(Data records for software interfaces)
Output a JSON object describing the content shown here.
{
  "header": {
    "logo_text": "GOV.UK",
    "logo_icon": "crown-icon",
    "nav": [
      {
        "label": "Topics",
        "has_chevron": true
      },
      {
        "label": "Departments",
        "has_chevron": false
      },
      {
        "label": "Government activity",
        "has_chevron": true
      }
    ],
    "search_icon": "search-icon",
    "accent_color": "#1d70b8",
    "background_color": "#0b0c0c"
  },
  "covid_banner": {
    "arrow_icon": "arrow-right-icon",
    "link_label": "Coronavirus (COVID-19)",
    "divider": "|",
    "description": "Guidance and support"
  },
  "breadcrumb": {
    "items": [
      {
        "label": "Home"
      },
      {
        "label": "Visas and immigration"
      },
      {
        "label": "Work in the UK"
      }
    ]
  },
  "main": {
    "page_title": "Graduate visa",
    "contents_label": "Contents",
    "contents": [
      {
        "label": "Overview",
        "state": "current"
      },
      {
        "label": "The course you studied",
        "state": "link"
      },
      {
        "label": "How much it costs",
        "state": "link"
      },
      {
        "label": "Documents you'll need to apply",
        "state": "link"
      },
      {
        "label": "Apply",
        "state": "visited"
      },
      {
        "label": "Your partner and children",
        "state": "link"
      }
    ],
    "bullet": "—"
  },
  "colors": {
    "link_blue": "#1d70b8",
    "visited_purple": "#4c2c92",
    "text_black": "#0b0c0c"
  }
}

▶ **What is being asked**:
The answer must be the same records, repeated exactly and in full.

▶ **Answer to the problem**:
Output a JSON object describing the content shown here.
{
  "header": {
    "logo_text": "GOV.UK",
    "logo_icon": "crown-icon",
    "nav": [
      {
        "label": "Topics",
        "has_chevron": true
      },
      {
        "label": "Departments",
        "has_chevron": false
      },
      {
        "label": "Government activity",
        "has_chevron": true
      }
    ],
    "search_icon": "search-icon",
    "accent_color": "#1d70b8",
    "background_color": "#0b0c0c"
  },
  "covid_banner": {
    "arrow_icon": "arrow-right-icon",
    "link_label": "Coronavirus (COVID-19)",
    "divider": "|",
    "description": "Guidance and support"
  },
  "breadcrumb": {
    "items": [
      {
        "label": "Home"
      },
      {
        "label": "Visas and immigration"
      },
      {
        "label": "Work in the UK"
      }
    ]
  },
  "main": {
    "page_title": "Graduate visa",
    "contents_label": "Contents",
    "contents": [
      {
        "label": "Overview",
        "state": "current"
      },
      {
        "label": "The course you studied",
        "state": "link"
      },
      {
        "label": "How much it costs",
        "state": "link"
      },
      {
        "label": "Documents you'll need to apply",
        "state": "link"
      },
      {
        "label": "Apply",
        "state": "visited"
      },
      {
        "label": "Your partner and children",
        "state": "link"
      }
    ],
    "bullet": "—"
  },
  "colors": {
    "link_blue": "#1d70b8",
    "visited_purple": "#4c2c92",
    "text_black": "#0b0c0c"
  }
}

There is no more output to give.